#define __SupportReDimPreserve__( __TYPE__ , __ALIAS__ ) \ function __ALIAS__(array, length) result (RDP) ; \ ; \ implicit none ; \ __TYPE__ , allocatable :: array(:) ; \ __TYPE__ , allocatable :: tempArray(:) ; \ integer, value :: length ; \ integer :: assignBound, RDP ; \ ; \ if (not(allocated(array))) then ; \ allocate(array(abs(length))) ; \ RDP = abs(length) ; \ return ; \ end if ; \ ; \ if (length < 0) then ; \ length = ubound(array,1) + abs(length) ; \ end if ; \ ; \ RDP = length ; \ assignBound = min(length,ubound(array,1)) ; \ allocate(tempArray(1:length)) ; \ tempArray(1:assignBound) = array(1:assignBound) ; \ call move_alloc(FROM=tempArray,TO=array) ; \ ; \ end function __ALIAS__ __SupportReDimPreserve__(Integer, RDP_Int) __SupportReDimPreserve__(real(8), RDP_Real) __SupportReDimPreserve__(logical, RDP_Logical)
Then somewhere up top
interface ReDimPreserve module procedure RDP_Int, RDP_Real, RDP_Logical end interface ReDimPreserve
I think this solution is far more compiler safe than my previous approach. Its very neat and solves the problem of maintaining several blocks of pretty much identical code.
In your original post, you wrote, "The function supports all 1D arrays of any datatype (intrinsic or user)" - see the thread below re: possible performance hit with "user" type:
As you have observed, there are limitations when it comes to generic programming in Fortran. I personally prefer to avoid preprocessors but to each their own, of course. If I needed something like this, I would consider standard Fortran with 'CLASS(*), ALLOCATABLE' dummy arguments and I would likely restrict the function to *any intrinsic data type* plus *any derived type that extends from an arbitrary abstract type' that implements certain 'MOVE' semantics based on the thread I link above.

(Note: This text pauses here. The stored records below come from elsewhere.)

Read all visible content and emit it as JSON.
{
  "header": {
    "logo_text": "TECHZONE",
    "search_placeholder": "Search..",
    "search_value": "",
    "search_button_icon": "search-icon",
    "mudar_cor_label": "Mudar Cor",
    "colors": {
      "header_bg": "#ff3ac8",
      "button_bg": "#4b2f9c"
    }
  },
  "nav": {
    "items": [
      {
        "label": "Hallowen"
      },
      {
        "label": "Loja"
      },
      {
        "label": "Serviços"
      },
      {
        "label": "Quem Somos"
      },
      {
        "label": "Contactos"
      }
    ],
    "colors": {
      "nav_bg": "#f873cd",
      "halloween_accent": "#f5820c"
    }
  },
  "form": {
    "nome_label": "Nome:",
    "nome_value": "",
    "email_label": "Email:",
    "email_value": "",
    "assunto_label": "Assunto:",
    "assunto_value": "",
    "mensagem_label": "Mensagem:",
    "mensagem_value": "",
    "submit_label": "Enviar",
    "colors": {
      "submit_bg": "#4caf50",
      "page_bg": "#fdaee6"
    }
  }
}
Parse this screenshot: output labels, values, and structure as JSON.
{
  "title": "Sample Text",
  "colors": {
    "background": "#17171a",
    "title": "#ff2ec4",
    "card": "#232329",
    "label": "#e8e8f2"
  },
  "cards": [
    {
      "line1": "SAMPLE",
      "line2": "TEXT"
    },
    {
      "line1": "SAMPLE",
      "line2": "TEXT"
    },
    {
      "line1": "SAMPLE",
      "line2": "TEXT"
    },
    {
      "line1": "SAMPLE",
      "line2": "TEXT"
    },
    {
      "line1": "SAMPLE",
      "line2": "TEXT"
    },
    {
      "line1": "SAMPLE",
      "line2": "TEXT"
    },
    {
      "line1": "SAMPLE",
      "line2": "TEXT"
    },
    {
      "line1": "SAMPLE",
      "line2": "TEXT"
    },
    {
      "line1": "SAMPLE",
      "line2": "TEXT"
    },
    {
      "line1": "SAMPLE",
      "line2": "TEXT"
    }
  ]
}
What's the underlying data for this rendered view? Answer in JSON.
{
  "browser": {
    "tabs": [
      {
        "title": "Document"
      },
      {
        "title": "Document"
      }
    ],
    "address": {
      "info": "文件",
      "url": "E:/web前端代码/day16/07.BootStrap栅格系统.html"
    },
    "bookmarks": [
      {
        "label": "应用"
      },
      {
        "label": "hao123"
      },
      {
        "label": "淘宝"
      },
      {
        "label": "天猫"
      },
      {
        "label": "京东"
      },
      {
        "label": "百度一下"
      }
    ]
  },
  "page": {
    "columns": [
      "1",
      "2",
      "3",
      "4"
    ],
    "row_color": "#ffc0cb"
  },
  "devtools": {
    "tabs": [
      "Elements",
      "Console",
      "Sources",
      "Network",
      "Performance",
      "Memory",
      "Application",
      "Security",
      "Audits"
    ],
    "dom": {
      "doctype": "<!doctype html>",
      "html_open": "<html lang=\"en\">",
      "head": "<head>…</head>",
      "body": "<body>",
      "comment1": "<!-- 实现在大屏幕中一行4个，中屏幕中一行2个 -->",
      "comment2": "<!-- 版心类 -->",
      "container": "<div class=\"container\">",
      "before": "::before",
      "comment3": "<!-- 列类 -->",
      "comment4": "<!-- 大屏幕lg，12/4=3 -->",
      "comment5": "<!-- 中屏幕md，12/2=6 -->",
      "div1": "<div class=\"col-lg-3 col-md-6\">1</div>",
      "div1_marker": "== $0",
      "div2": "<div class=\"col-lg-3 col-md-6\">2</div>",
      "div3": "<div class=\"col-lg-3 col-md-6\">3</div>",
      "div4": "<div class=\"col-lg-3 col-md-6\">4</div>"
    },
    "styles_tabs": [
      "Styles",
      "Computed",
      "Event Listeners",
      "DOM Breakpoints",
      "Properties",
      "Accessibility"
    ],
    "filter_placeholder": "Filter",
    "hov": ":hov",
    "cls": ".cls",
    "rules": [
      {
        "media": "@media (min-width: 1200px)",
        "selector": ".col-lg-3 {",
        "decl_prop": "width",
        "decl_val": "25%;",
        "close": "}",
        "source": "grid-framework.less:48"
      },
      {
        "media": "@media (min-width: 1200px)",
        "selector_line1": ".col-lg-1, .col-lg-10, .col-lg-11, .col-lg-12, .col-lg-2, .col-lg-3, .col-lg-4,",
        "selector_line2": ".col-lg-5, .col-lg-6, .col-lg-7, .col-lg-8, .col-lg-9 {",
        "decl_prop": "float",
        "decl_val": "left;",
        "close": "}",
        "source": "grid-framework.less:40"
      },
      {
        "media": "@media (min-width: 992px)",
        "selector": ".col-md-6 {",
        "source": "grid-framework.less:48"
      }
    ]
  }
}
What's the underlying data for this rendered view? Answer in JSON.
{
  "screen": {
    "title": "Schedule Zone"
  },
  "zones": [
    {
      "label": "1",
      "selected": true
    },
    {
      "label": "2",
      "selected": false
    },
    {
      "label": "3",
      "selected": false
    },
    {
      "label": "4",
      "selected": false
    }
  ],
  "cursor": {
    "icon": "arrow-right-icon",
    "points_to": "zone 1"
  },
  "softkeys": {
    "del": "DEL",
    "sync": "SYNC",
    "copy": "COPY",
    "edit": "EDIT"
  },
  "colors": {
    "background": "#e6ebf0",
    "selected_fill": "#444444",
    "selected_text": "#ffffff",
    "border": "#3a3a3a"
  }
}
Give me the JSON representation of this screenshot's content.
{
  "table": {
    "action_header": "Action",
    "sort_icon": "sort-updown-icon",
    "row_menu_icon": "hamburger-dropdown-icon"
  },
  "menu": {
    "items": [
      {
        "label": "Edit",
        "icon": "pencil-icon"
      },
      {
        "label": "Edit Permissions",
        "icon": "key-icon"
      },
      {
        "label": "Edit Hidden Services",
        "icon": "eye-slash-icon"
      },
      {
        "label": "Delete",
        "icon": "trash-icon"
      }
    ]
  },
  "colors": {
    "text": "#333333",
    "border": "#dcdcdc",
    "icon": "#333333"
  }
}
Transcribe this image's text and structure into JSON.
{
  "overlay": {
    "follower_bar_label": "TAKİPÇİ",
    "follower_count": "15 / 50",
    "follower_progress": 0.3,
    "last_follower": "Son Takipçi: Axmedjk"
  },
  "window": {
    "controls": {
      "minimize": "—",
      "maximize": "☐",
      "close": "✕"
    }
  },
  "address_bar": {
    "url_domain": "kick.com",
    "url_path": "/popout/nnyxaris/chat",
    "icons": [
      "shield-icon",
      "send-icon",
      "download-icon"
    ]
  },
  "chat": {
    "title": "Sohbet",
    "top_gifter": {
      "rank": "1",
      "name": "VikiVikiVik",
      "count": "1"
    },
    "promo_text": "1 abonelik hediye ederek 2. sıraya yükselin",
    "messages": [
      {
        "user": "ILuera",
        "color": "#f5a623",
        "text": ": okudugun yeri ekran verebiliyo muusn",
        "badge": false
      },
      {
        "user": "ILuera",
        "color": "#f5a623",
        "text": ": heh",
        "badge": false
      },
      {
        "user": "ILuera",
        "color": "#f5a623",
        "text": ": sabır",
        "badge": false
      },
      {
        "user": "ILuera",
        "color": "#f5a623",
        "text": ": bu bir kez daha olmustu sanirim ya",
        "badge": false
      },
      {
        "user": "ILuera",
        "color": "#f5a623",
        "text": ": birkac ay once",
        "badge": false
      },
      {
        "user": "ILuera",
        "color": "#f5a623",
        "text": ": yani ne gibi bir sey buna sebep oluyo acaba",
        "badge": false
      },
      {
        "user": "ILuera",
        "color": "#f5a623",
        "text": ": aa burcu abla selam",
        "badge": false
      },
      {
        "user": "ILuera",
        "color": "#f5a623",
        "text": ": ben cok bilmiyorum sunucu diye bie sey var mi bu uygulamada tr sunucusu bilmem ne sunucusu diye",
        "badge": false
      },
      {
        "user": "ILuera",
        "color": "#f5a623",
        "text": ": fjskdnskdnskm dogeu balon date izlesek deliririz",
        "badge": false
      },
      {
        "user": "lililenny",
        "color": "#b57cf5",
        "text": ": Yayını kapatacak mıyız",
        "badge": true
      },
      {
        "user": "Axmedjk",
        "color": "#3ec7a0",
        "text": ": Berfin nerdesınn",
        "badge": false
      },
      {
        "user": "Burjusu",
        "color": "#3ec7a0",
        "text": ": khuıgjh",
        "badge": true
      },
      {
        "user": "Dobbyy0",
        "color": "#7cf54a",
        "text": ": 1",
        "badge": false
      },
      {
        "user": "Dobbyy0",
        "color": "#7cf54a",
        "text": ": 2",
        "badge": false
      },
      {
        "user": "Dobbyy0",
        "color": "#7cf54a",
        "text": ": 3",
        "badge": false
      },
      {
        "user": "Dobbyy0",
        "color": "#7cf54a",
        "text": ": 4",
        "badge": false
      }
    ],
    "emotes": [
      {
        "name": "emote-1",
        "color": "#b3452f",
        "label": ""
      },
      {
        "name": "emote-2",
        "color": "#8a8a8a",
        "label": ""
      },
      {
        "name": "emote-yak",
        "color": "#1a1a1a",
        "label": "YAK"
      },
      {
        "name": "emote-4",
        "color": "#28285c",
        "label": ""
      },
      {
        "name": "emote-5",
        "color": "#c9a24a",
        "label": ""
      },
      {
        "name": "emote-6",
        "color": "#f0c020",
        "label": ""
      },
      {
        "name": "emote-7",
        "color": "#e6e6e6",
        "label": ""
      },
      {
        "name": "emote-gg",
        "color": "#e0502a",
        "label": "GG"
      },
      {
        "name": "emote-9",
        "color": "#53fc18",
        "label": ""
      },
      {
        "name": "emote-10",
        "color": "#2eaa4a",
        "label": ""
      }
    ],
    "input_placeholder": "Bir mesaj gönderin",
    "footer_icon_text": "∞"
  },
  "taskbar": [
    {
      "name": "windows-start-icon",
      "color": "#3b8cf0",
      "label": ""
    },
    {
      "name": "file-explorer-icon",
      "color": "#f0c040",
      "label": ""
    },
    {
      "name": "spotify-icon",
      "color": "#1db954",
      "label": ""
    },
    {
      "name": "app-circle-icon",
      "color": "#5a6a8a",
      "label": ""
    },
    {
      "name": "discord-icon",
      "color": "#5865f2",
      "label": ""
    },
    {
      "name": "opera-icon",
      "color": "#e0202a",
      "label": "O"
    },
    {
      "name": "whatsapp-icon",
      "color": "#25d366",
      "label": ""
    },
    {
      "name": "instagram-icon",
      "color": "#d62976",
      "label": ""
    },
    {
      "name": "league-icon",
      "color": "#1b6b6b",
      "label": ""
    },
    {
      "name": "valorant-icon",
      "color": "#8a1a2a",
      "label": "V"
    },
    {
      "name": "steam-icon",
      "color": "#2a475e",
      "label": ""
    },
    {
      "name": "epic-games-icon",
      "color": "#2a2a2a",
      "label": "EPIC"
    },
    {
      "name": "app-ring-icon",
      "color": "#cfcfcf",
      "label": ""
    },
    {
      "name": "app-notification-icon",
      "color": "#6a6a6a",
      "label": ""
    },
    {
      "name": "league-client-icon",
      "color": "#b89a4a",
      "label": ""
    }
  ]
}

Hope you have continued success with Fortran to build on your work with Python,